Canberra office market resilience amidst uncertainties
The previous economic upheaval has well approved the stability of Canberra office demand, with the government as a major tenant.
As a result of the economic shock caused by COVID-19, we recorded market volatility across all major Australian CBD office markets. As organisations contracted and reassessed their space requirements, the blended Australian CBD vacancy rate increased from 8.3% in 4Q19 to 13.5% in 1Q22.
The impact played out over 2020, with all Australian CBD markets recording a rise in the vacancy rate to varying degrees. The only exception to this trend was the Canberra office market, which recorded a decline in the total vacancy rate from 10.6% in 4Q19 to 8.2% in 4Q20. From that period, the Canberra vacancy rate has continued to trend downwards at 5.5% in 1Q22. This vacancy rate is currently the second-lowest out of the 19 Australian office markets tracked by JLL Research and is one of the lowest in the world compared to other global cities. In addition, Canberra consistently has had the lowest vacancy rate compared to other Australian CBD markets, on average, in the four economic downturns highlighted in Figure 1.
Figure 1: Australian CBD market vacancy rate peaks during economic downturns/slowdowns
We have calculated the standard deviation of historical vacancy in each CBD market to identify the volatility of Australian CBD office market vacancy rates. In the past three decades, the standard deviation across all Australian CBD markets was 0.042, while Canberra’s standard deviation was 0.036, the lowest among all CBD markets. Statistically, it means the variation of the Canberra vacancy rate over the past 30 years was well below the national average, highlighting the stability of the market.
Figure 2: Standard deviation of Australian CBD vacancy rates
What is the reason for this long-term stability? A key reason is the high proportion of occupancy of the public sector. In the latest Australian Government Office Occupancy Report, issued by the Department of Finance, approximately 62% of the Canberra office space was tenanted by the Commonwealth (Federal Government of Australia). The report highlighted that the public sector occupied 1.12 million sqm of usable office area across 159 government tenancies in Canberra. It is close to the total size of the Adelaide CBD office market (1.44 million sqm).
Furthermore, in 2021 we also recorded demand from the private sector starting to pick up, especially from government contractors. Some notable leases of last year included SRC Australia expanding into 38 Sydney Avenue, Barton (1,800 sqm), and Cybercx leasing 1,100 sqm in 68 Northbourne Avenue, City. This further supported a fall in the Canberra vacancy rate.

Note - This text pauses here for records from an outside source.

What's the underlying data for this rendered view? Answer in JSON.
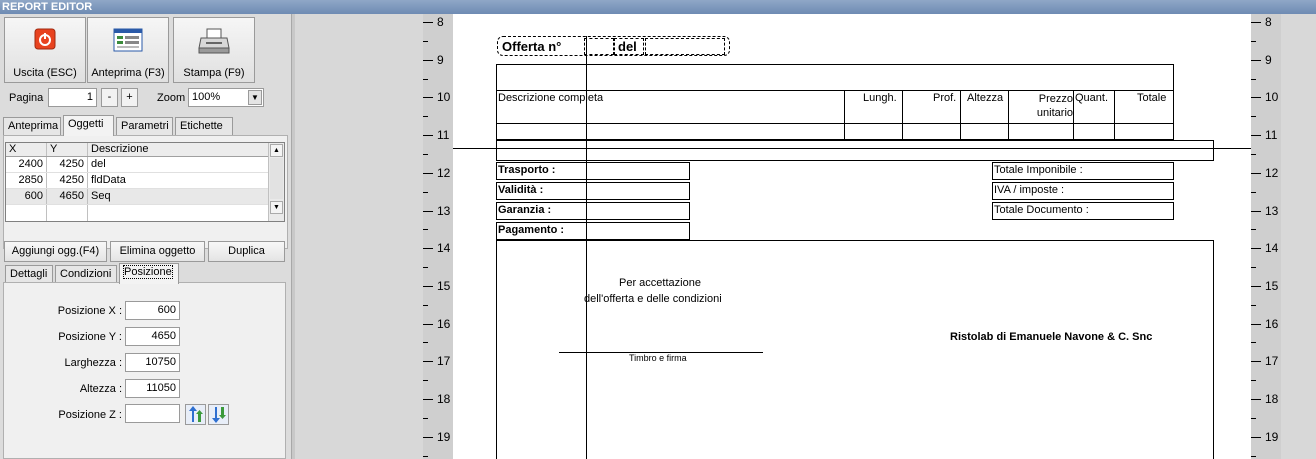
{
  "window": {
    "title": "REPORT EDITOR"
  },
  "toolbar": {
    "exit_label": "Uscita (ESC)",
    "preview_label": "Anteprima (F3)",
    "print_label": "Stampa (F9)"
  },
  "pager": {
    "page_label": "Pagina",
    "page_value": "1",
    "minus": "-",
    "plus": "+",
    "zoom_label": "Zoom",
    "zoom_value": "100%"
  },
  "tabs_top": [
    "Anteprima",
    "Oggetti",
    "Parametri",
    "Etichette"
  ],
  "grid": {
    "columns": [
      "X",
      "Y",
      "Descrizione"
    ],
    "rows": [
      {
        "x": "2400",
        "y": "4250",
        "desc": "del"
      },
      {
        "x": "2850",
        "y": "4250",
        "desc": "fldData"
      },
      {
        "x": "600",
        "y": "4650",
        "desc": "Seq"
      }
    ]
  },
  "actions": {
    "add": "Aggiungi ogg.(F4)",
    "delete": "Elimina oggetto",
    "duplicate": "Duplica"
  },
  "tabs_bottom": [
    "Dettagli",
    "Condizioni",
    "Posizione"
  ],
  "position": {
    "x_label": "Posizione X :",
    "x_value": "600",
    "y_label": "Posizione Y :",
    "y_value": "4650",
    "w_label": "Larghezza :",
    "w_value": "10750",
    "h_label": "Altezza :",
    "h_value": "11050",
    "z_label": "Posizione Z :",
    "z_value": ""
  },
  "ruler": {
    "numbers": [
      "8",
      "9",
      "10",
      "11",
      "12",
      "13",
      "14",
      "15",
      "16",
      "17",
      "18",
      "19"
    ]
  },
  "document": {
    "offer_label": "Offerta n°",
    "del_label": "del",
    "headers": {
      "desc": "Descrizione completa",
      "lungh": "Lungh.",
      "prof": "Prof.",
      "altezza": "Altezza",
      "prezzo": "Prezzo unitario",
      "quant": "Quant.",
      "totale": "Totale"
    },
    "trasporto": "Trasporto :",
    "validita": "Validità :",
    "garanzia": "Garanzia :",
    "pagamento": "Pagamento :",
    "tot_imponibile": "Totale Imponibile :",
    "iva": "IVA / imposte :",
    "tot_documento": "Totale Documento :",
    "accept_line1": "Per accettazione",
    "accept_line2": "dell'offerta e delle condizioni",
    "company": "Ristolab di Emanuele Navone & C. Snc",
    "stamp": "Timbro e firma"
  }
}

Moving forward, we are projecting to see an uplift in employment in the defence sector (according to government budget papers) as well as an expansion of the private sector. Based on Deloitte Access Economics employment forecasts, we have modelled the underlying demand for Canberra’s office space over the next five years based on the key white-collar employment sectors in Figure 3. Under the scenario of a 1:14 worker to space ratio, which is the targeted ratio in the public sector, it would imply a demand of 171,600 sqm of office space between 2022 and 2026.
Figure 3: Canberra CBD underlying demand model, 2022 to 2026